To make it all worse, the impact of famine did not end with starvation. Outbreaks of diseases and pandemics became common as well to the point that the population decreased almost by a million in just five years.

The Eruption of Mount Asama

Mount Asama is one of the most active volcanoes in the Tohoku region and has caused severe calamities in the early modern era. In the last decade, it has erupted a number of times proving its activity. One specific record of the eruption was in 1783 and is known as the Tenmei Eruption.

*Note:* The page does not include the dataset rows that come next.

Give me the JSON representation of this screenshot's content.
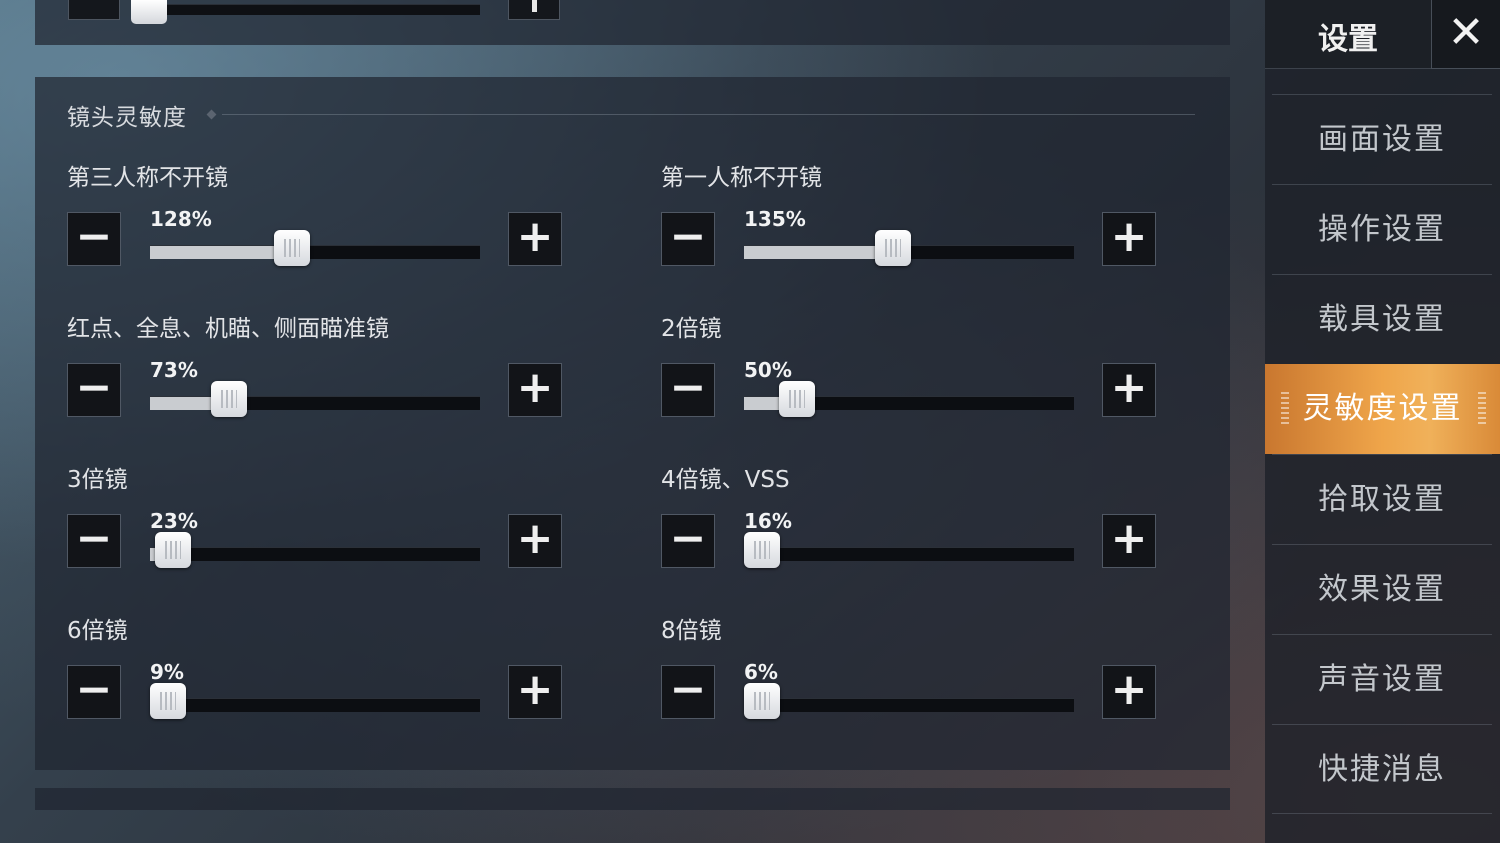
{
  "section": {
    "title": "镜头灵敏度"
  },
  "controls": {
    "minus_glyph": "−",
    "plus_glyph": "+"
  },
  "sliders": [
    {
      "label": "第三人称不开镜",
      "value_text": "128%",
      "level": 0.43
    },
    {
      "label": "第一人称不开镜",
      "value_text": "135%",
      "level": 0.45
    },
    {
      "label": "红点、全息、机瞄、侧面瞄准镜",
      "value_text": "73%",
      "level": 0.24
    },
    {
      "label": "2倍镜",
      "value_text": "50%",
      "level": 0.16
    },
    {
      "label": "3倍镜",
      "value_text": "23%",
      "level": 0.07
    },
    {
      "label": "4倍镜、VSS",
      "value_text": "16%",
      "level": 0.05
    },
    {
      "label": "6倍镜",
      "value_text": "9%",
      "level": 0.03
    },
    {
      "label": "8倍镜",
      "value_text": "6%",
      "level": 0.02
    }
  ],
  "sidebar": {
    "title": "设置",
    "close_glyph": "✕",
    "items": [
      {
        "label": "画面设置",
        "active": false
      },
      {
        "label": "操作设置",
        "active": false
      },
      {
        "label": "载具设置",
        "active": false
      },
      {
        "label": "灵敏度设置",
        "active": true
      },
      {
        "label": "拾取设置",
        "active": false
      },
      {
        "label": "效果设置",
        "active": false
      },
      {
        "label": "声音设置",
        "active": false
      },
      {
        "label": "快捷消息",
        "active": false
      }
    ]
  },
  "colors": {
    "accent": "#efa54a",
    "panel": "#202630",
    "track": "#0c0e12",
    "fill": "#c9ccd0"
  }
}
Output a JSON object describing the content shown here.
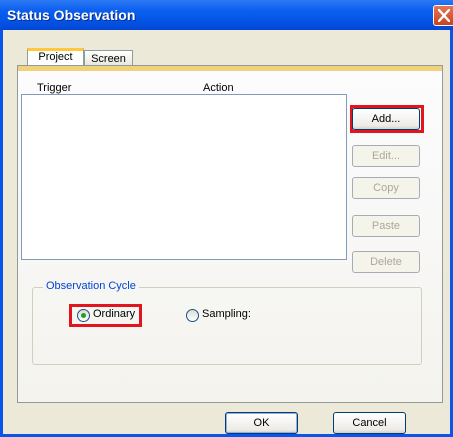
{
  "window": {
    "title": "Status Observation"
  },
  "tabs": [
    {
      "label": "Project",
      "active": true
    },
    {
      "label": "Screen",
      "active": false
    }
  ],
  "list": {
    "columns": [
      "Trigger",
      "Action"
    ],
    "rows": []
  },
  "side_buttons": [
    {
      "label": "Add...",
      "enabled": true,
      "highlighted": true
    },
    {
      "label": "Edit...",
      "enabled": false
    },
    {
      "label": "Copy",
      "enabled": false
    },
    {
      "label": "Paste",
      "enabled": false
    },
    {
      "label": "Delete",
      "enabled": false
    }
  ],
  "observation_cycle": {
    "legend": "Observation Cycle",
    "options": [
      {
        "label": "Ordinary",
        "selected": true,
        "highlighted": true
      },
      {
        "label": "Sampling:",
        "selected": false
      }
    ]
  },
  "footer": {
    "ok_label": "OK",
    "cancel_label": "Cancel"
  },
  "colors": {
    "title_bar": "#0454e6",
    "highlight_box": "#e0151e",
    "active_tab_accent": "#ffc83c",
    "group_legend": "#0046d5"
  },
  "icons": {
    "close": "close-icon",
    "radio_selected": "radio-selected-icon",
    "radio_unselected": "radio-unselected-icon"
  }
}
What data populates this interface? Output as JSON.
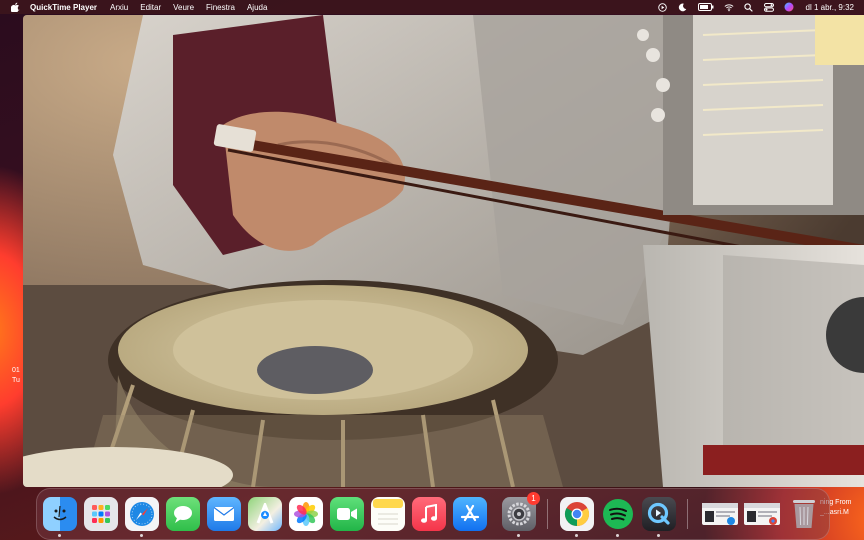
{
  "menubar": {
    "app_name": "QuickTime Player",
    "menus": [
      "Arxiu",
      "Editar",
      "Veure",
      "Finestra",
      "Ajuda"
    ],
    "status_icons": [
      "play-circle-icon",
      "moon-icon",
      "battery-icon",
      "wifi-icon",
      "search-icon",
      "control-center-icon",
      "siri-icon"
    ],
    "clock": "dl 1 abr., 9:32"
  },
  "desktop": {
    "widget_line1": "01",
    "widget_line2": "Tu",
    "note_line1": "ning From",
    "note_line2": "_...asri.M"
  },
  "video": {
    "subject": "tabla and bowed string instrument"
  },
  "dock": {
    "apps": [
      {
        "name": "Finder",
        "icon": "finder-icon",
        "color": "#2b8cf0",
        "running": true
      },
      {
        "name": "Launchpad",
        "icon": "launchpad-icon",
        "color": "#e6e6ea",
        "running": false
      },
      {
        "name": "Safari",
        "icon": "safari-icon",
        "color": "#1e88e5",
        "running": true
      },
      {
        "name": "Messages",
        "icon": "messages-icon",
        "color": "#34c759",
        "running": false
      },
      {
        "name": "Mail",
        "icon": "mail-icon",
        "color": "#2e8bf0",
        "running": false
      },
      {
        "name": "Maps",
        "icon": "maps-icon",
        "color": "#4caf50",
        "running": false
      },
      {
        "name": "Photos",
        "icon": "photos-icon",
        "color": "#ffffff",
        "running": false
      },
      {
        "name": "FaceTime",
        "icon": "facetime-icon",
        "color": "#30c75a",
        "running": false
      },
      {
        "name": "Notes",
        "icon": "notes-icon",
        "color": "#ffd84d",
        "running": false
      },
      {
        "name": "Music",
        "icon": "music-icon",
        "color": "#fc3c44",
        "running": false
      },
      {
        "name": "App Store",
        "icon": "app-store-icon",
        "color": "#1a8cff",
        "running": false
      },
      {
        "name": "System Settings",
        "icon": "system-settings-icon",
        "color": "#8e8e93",
        "running": true,
        "badge": "1"
      },
      {
        "name": "Chrome",
        "icon": "chrome-icon",
        "color": "#ffffff",
        "running": true
      },
      {
        "name": "Spotify",
        "icon": "spotify-icon",
        "color": "#1db954",
        "running": true
      },
      {
        "name": "QuickTime Player",
        "icon": "quicktime-icon",
        "color": "#3a3a3c",
        "running": true
      }
    ],
    "minimized": [
      {
        "name": "minimized-window-1",
        "icon": "minimized-window-icon"
      },
      {
        "name": "minimized-window-2",
        "icon": "minimized-window-icon"
      }
    ],
    "trash": {
      "name": "Trash",
      "icon": "trash-icon"
    }
  }
}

Based on analyses, the eruption of Mount Asama has created more damage to the society at the time and may have worsened the effects of the Great Tenmei Famine. The eruption of the volcano destroyed both residential and agricultural lands. Much of the surrounding prefectures were severely damaged to the point that agricultural lands in Shinan and Kozuke were under-producing for the next half-decade. Census indicated that the eruption took the lives of more than 1,500 people. However, it's after-effects took 20,000 lives more.

The Assassination of a Wakadoshiyori

Japan’s shogunate, just like a royal council, has separate groups of advisers. One such set of advisers is known as the wakadoshiyori, or ‘Junior Elders’. These are government officials who worked as subordinates to the Roju, or Shogun Elders. Often times, this wakadoshiyori oversaw the nitty-gritty of the works inside the government. When the Roju gives an order, the wakadoshiyori ensures that the job is done.

During the reign of Tokugawa Ieharu, there was a controversy regarding one of the wakadoshiyoris. The young man was assassinated inside Edo castle, right in front of his father who worked as a Roju. According to reports, the young man was killed by a hatamoto or bannerman but the mastermind remained unknown. The young man’s father is no other than Tanuma Okitsugu, a lord who is responsible for reforms in improving and expanding Japan’s export of goods. His reform was believed to have caused a minor famine in the region when a massive drainage program failed and agricultural lands under-produced.

It is said that many of the other elders of the reign of Ieharu did not agree with the young man’s father’s increasing influence and power, despite the man’s continuous disappointments. This was a means of showing no mercy towards those that the shogun favors.

The death of Tokugawa Ieharu

Tokugawa Ieharu died of natural causes in his castle in Edo. This happened in the year 1768 at the young age of 49. Along with other members of his family, his ancestors and children, his body lies in the Kaneiji temple.

Joe Mabel [CC BY-SA 2.0 (, CC BY-SA 3.0 ( or GFDL (], via Wikimedia Commons

The reason why many members of the Tokugawa family rest in the courtyards od Kaneiji temple is mainly due to the fact that this temple gained great influence, prosperity, and power through the support of the Tokugawa family. Many of the great forefathers of the Tokugawa shoguns have mausoleums in the Kaeniji temple. This is true for shoguns who are not even buried there. The temple is also a good tourist destination for people who wish to visit Tokyo because of its proximity to the National History Museum of the city. This is where great works, accomplishments, as well as personal belongings of the Tokugawa shogunate, are displayed.